### Prompt
Line for line, return the data exactly, omitting all pictures.

====== Provided information ======

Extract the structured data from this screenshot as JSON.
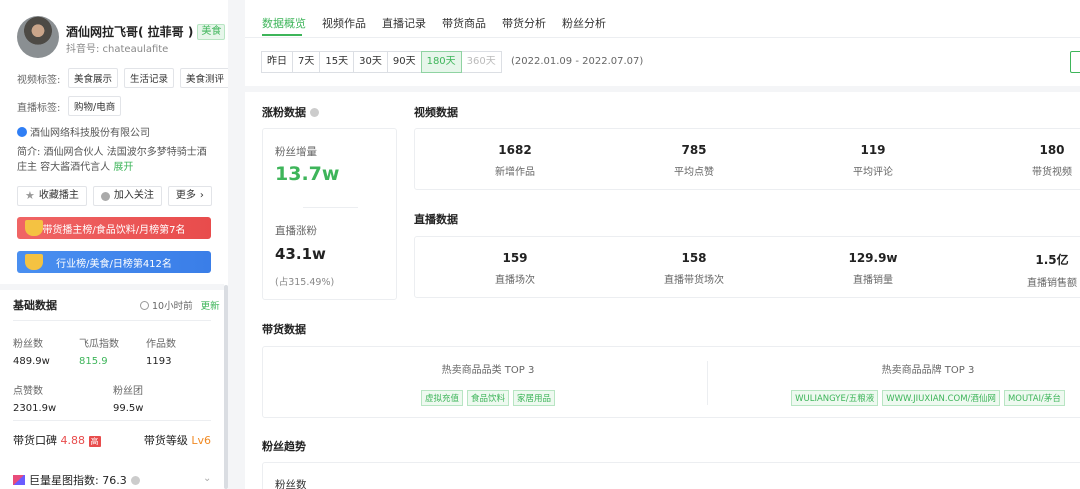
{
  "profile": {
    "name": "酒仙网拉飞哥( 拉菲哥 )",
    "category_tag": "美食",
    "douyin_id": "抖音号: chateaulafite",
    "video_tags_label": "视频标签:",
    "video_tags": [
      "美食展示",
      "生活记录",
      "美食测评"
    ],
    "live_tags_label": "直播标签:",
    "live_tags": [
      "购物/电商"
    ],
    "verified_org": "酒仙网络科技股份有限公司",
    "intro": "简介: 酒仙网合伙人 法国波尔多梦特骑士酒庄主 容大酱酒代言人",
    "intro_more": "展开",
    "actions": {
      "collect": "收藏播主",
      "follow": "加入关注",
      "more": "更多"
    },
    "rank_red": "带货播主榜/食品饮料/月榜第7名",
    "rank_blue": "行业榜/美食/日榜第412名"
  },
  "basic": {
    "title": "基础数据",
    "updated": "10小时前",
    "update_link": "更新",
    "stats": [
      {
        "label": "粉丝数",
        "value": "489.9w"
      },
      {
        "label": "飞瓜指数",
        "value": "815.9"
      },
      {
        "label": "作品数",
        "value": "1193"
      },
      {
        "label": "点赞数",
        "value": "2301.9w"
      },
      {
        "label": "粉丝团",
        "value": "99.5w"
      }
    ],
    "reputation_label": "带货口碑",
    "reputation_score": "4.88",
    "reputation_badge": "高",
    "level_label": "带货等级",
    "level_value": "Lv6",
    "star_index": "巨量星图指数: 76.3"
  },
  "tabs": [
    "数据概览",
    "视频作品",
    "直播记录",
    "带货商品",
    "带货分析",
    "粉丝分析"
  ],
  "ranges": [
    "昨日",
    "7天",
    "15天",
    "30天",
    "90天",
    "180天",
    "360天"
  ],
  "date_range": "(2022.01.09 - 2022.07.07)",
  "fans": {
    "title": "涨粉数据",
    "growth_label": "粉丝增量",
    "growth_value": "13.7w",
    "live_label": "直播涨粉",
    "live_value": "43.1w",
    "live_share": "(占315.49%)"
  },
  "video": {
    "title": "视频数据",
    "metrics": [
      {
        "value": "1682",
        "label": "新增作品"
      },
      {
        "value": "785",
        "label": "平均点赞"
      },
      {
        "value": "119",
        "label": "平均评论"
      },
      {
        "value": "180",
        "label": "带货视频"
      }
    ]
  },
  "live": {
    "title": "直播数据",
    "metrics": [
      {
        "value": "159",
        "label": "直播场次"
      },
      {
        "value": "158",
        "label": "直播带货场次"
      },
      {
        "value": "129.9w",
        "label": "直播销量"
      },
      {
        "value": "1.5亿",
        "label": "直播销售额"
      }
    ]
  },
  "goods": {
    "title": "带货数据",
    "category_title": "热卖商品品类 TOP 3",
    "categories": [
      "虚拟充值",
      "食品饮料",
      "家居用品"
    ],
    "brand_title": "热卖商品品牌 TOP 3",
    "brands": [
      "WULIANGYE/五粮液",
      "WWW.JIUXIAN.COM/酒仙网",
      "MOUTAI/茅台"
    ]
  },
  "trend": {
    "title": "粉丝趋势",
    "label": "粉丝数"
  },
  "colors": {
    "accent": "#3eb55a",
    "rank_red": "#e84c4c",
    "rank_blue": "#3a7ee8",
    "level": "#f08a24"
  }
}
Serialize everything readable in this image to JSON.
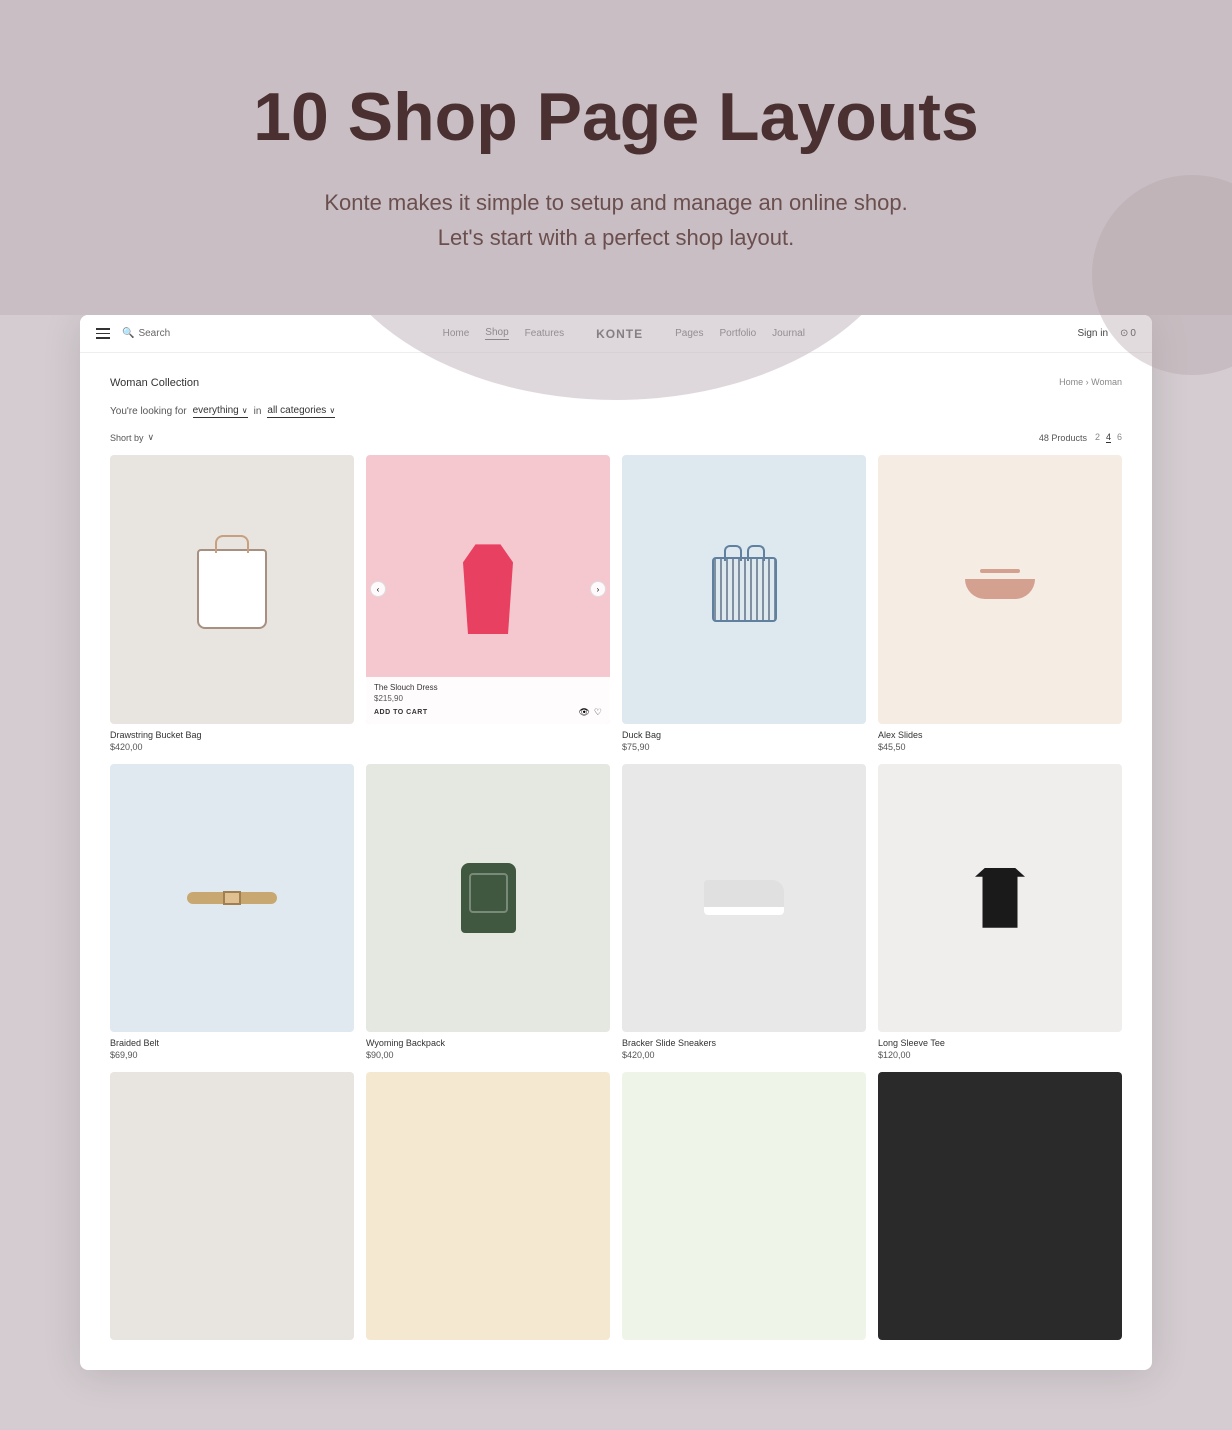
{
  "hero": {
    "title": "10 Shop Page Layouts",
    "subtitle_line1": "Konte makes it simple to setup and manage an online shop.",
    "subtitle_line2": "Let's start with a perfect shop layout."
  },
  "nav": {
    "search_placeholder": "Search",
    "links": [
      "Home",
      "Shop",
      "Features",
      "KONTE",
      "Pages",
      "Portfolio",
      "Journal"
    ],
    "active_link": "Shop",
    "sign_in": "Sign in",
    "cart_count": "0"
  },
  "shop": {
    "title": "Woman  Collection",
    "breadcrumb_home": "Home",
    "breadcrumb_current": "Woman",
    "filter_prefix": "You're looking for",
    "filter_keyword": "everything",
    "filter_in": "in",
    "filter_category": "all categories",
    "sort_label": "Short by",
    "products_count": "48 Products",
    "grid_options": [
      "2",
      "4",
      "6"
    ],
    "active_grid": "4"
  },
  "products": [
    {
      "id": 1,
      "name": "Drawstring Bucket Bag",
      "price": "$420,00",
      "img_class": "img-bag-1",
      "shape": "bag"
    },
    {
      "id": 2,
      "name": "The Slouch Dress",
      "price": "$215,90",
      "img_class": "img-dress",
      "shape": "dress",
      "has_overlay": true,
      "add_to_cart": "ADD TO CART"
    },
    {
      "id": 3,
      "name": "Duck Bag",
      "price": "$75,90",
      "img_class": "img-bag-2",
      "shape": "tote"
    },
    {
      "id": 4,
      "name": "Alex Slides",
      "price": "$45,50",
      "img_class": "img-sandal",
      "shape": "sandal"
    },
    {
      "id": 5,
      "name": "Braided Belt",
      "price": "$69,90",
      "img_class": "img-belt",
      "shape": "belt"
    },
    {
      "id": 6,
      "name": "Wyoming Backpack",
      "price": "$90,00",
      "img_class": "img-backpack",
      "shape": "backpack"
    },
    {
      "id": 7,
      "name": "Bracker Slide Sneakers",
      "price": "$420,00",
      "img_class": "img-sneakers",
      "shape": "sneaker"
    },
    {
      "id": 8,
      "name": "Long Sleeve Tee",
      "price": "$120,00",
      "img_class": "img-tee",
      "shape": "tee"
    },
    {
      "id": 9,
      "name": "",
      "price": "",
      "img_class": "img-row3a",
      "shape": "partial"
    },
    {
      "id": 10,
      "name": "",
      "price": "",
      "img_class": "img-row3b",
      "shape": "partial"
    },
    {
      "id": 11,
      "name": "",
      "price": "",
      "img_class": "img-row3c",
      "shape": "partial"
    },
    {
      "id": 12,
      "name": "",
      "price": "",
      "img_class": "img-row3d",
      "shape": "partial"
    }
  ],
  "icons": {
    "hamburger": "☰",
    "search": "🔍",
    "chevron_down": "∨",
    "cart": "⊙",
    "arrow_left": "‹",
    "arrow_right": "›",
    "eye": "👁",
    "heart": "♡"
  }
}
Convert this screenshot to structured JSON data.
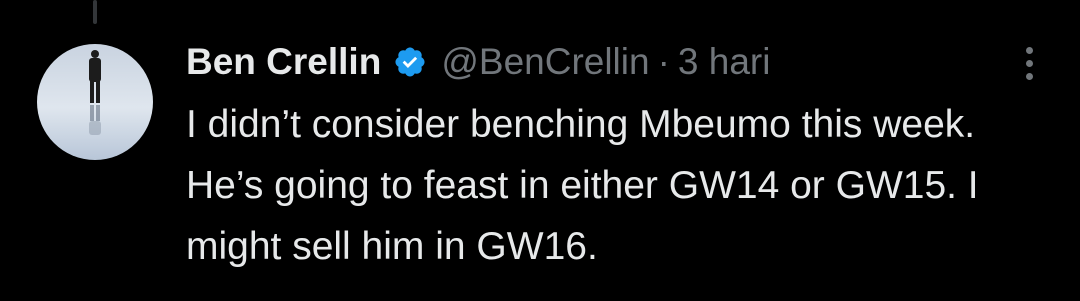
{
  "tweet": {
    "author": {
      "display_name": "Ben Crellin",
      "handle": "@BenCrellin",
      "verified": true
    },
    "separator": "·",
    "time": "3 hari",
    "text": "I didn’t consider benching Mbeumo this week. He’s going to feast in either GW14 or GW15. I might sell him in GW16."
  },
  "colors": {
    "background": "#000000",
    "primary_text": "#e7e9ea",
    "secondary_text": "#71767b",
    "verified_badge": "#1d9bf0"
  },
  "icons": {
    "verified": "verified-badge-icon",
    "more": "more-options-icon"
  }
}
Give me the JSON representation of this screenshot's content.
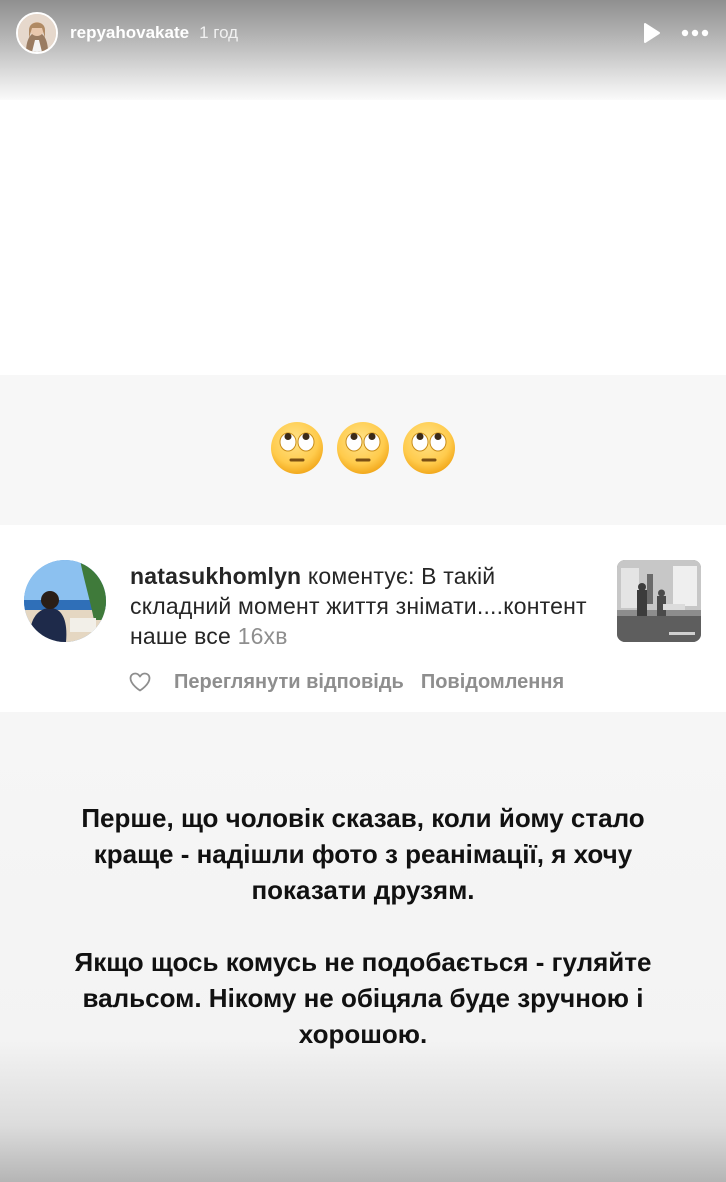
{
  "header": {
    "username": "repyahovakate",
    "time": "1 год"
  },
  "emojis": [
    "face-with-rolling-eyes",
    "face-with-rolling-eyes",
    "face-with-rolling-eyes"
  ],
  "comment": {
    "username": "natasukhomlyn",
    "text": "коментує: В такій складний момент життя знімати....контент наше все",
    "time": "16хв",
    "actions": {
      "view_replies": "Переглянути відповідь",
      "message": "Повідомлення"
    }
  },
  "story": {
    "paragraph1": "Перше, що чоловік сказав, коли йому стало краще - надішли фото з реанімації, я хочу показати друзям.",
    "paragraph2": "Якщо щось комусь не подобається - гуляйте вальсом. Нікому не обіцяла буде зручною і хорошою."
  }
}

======

### Expected answer
Extract the structured data from this screenshot as JSON.
{
  "profile": {
    "name": "酒仙网拉飞哥( 拉菲哥 )",
    "category_tag": "美食",
    "douyin_id": "抖音号: chateaulafite",
    "video_tags_label": "视频标签:",
    "video_tags": [
      "美食展示",
      "生活记录",
      "美食测评"
    ],
    "live_tags_label": "直播标签:",
    "live_tags": [
      "购物/电商"
    ],
    "verified_org": "酒仙网络科技股份有限公司",
    "intro": "简介: 酒仙网合伙人 法国波尔多梦特骑士酒庄主 容大酱酒代言人",
    "intro_more": "展开",
    "actions": {
      "collect": "收藏播主",
      "follow": "加入关注",
      "more": "更多"
    },
    "rank_red": "带货播主榜/食品饮料/月榜第7名",
    "rank_blue": "行业榜/美食/日榜第412名"
  },
  "basic": {
    "title": "基础数据",
    "updated": "10小时前",
    "update_link": "更新",
    "stats": [
      {
        "label": "粉丝数",
        "value": "489.9w"
      },
      {
        "label": "飞瓜指数",
        "value": "815.9"
      },
      {
        "label": "作品数",
        "value": "1193"
      },
      {
        "label": "点赞数",
        "value": "2301.9w"
      },
      {
        "label": "粉丝团",
        "value": "99.5w"
      }
    ],
    "reputation_label": "带货口碑",
    "reputation_score": "4.88",
    "reputation_badge": "高",
    "level_label": "带货等级",
    "level_value": "Lv6",
    "star_index": "巨量星图指数: 76.3"
  },
  "tabs": [
    "数据概览",
    "视频作品",
    "直播记录",
    "带货商品",
    "带货分析",
    "粉丝分析"
  ],
  "ranges": [
    "昨日",
    "7天",
    "15天",
    "30天",
    "90天",
    "180天",
    "360天"
  ],
  "date_range": "(2022.01.09 - 2022.07.07)",
  "fans": {
    "title": "涨粉数据",
    "growth_label": "粉丝增量",
    "growth_value": "13.7w",
    "live_label": "直播涨粉",
    "live_value": "43.1w",
    "live_share": "(占315.49%)"
  },
  "video": {
    "title": "视频数据",
    "metrics": [
      {
        "value": "1682",
        "label": "新增作品"
      },
      {
        "value": "785",
        "label": "平均点赞"
      },
      {
        "value": "119",
        "label": "平均评论"
      },
      {
        "value": "180",
        "label": "带货视频"
      }
    ]
  },
  "live": {
    "title": "直播数据",
    "metrics": [
      {
        "value": "159",
        "label": "直播场次"
      },
      {
        "value": "158",
        "label": "直播带货场次"
      },
      {
        "value": "129.9w",
        "label": "直播销量"
      },
      {
        "value": "1.5亿",
        "label": "直播销售额"
      }
    ]
  },
  "goods": {
    "title": "带货数据",
    "category_title": "热卖商品品类 TOP 3",
    "categories": [
      "虚拟充值",
      "食品饮料",
      "家居用品"
    ],
    "brand_title": "热卖商品品牌 TOP 3",
    "brands": [
      "WULIANGYE/五粮液",
      "WWW.JIUXIAN.COM/酒仙网",
      "MOUTAI/茅台"
    ]
  },
  "trend": {
    "title": "粉丝趋势",
    "label": "粉丝数"
  },
  "colors": {
    "accent": "#3eb55a",
    "rank_red": "#e84c4c",
    "rank_blue": "#3a7ee8",
    "level": "#f08a24"
  }
}
Serialize everything readable in this image to JSON.
{
  "hero": {
    "title": "10 Shop Page Layouts",
    "subtitle_line1": "Konte makes it simple to setup and manage an online shop.",
    "subtitle_line2": "Let's start with a perfect shop layout."
  },
  "nav": {
    "search_placeholder": "Search",
    "links": [
      "Home",
      "Shop",
      "Features",
      "KONTE",
      "Pages",
      "Portfolio",
      "Journal"
    ],
    "active_link": "Shop",
    "sign_in": "Sign in",
    "cart_count": "0"
  },
  "shop": {
    "title": "Woman  Collection",
    "breadcrumb_home": "Home",
    "breadcrumb_current": "Woman",
    "filter_prefix": "You're looking for",
    "filter_keyword": "everything",
    "filter_in": "in",
    "filter_category": "all categories",
    "sort_label": "Short by",
    "products_count": "48 Products",
    "grid_options": [
      "2",
      "4",
      "6"
    ],
    "active_grid": "4"
  },
  "products": [
    {
      "id": 1,
      "name": "Drawstring Bucket Bag",
      "price": "$420,00",
      "img_class": "img-bag-1",
      "shape": "bag"
    },
    {
      "id": 2,
      "name": "The Slouch Dress",
      "price": "$215,90",
      "img_class": "img-dress",
      "shape": "dress",
      "has_overlay": true,
      "add_to_cart": "ADD TO CART"
    },
    {
      "id": 3,
      "name": "Duck Bag",
      "price": "$75,90",
      "img_class": "img-bag-2",
      "shape": "tote"
    },
    {
      "id": 4,
      "name": "Alex Slides",
      "price": "$45,50",
      "img_class": "img-sandal",
      "shape": "sandal"
    },
    {
      "id": 5,
      "name": "Braided Belt",
      "price": "$69,90",
      "img_class": "img-belt",
      "shape": "belt"
    },
    {
      "id": 6,
      "name": "Wyoming Backpack",
      "price": "$90,00",
      "img_class": "img-backpack",
      "shape": "backpack"
    },
    {
      "id": 7,
      "name": "Bracker Slide Sneakers",
      "price": "$420,00",
      "img_class": "img-sneakers",
      "shape": "sneaker"
    },
    {
      "id": 8,
      "name": "Long Sleeve Tee",
      "price": "$120,00",
      "img_class": "img-tee",
      "shape": "tee"
    },
    {
      "id": 9,
      "name": "",
      "price": "",
      "img_class": "img-row3a",
      "shape": "partial"
    },
    {
      "id": 10,
      "name": "",
      "price": "",
      "img_class": "img-row3b",
      "shape": "partial"
    },
    {
      "id": 11,
      "name": "",
      "price": "",
      "img_class": "img-row3c",
      "shape": "partial"
    },
    {
      "id": 12,
      "name": "",
      "price": "",
      "img_class": "img-row3d",
      "shape": "partial"
    }
  ],
  "icons": {
    "hamburger": "☰",
    "search": "🔍",
    "chevron_down": "∨",
    "cart": "⊙",
    "arrow_left": "‹",
    "arrow_right": "›",
    "eye": "👁",
    "heart": "♡"
  }
}
Convert this screenshot to structured JSON data.
{
  "tweet": {
    "author": {
      "display_name": "Ben Crellin",
      "handle": "@BenCrellin",
      "verified": true
    },
    "separator": "·",
    "time": "3 hari",
    "text": "I didn’t consider benching Mbeumo this week. He’s going to feast in either GW14 or GW15. I might sell him in GW16."
  },
  "colors": {
    "background": "#000000",
    "primary_text": "#e7e9ea",
    "secondary_text": "#71767b",
    "verified_badge": "#1d9bf0"
  },
  "icons": {
    "verified": "verified-badge-icon",
    "more": "more-options-icon"
  }
}
Give me the JSON representation of this screenshot's content.
{
  "header": {
    "username": "repyahovakate",
    "time": "1 год"
  },
  "emojis": [
    "face-with-rolling-eyes",
    "face-with-rolling-eyes",
    "face-with-rolling-eyes"
  ],
  "comment": {
    "username": "natasukhomlyn",
    "text": "коментує: В такій складний момент життя знімати....контент наше все",
    "time": "16хв",
    "actions": {
      "view_replies": "Переглянути відповідь",
      "message": "Повідомлення"
    }
  },
  "story": {
    "paragraph1": "Перше, що чоловік сказав, коли йому стало краще - надішли фото з реанімації, я хочу показати друзям.",
    "paragraph2": "Якщо щось комусь не подобається - гуляйте вальсом. Нікому не обіцяла буде зручною і хорошою."
  }
}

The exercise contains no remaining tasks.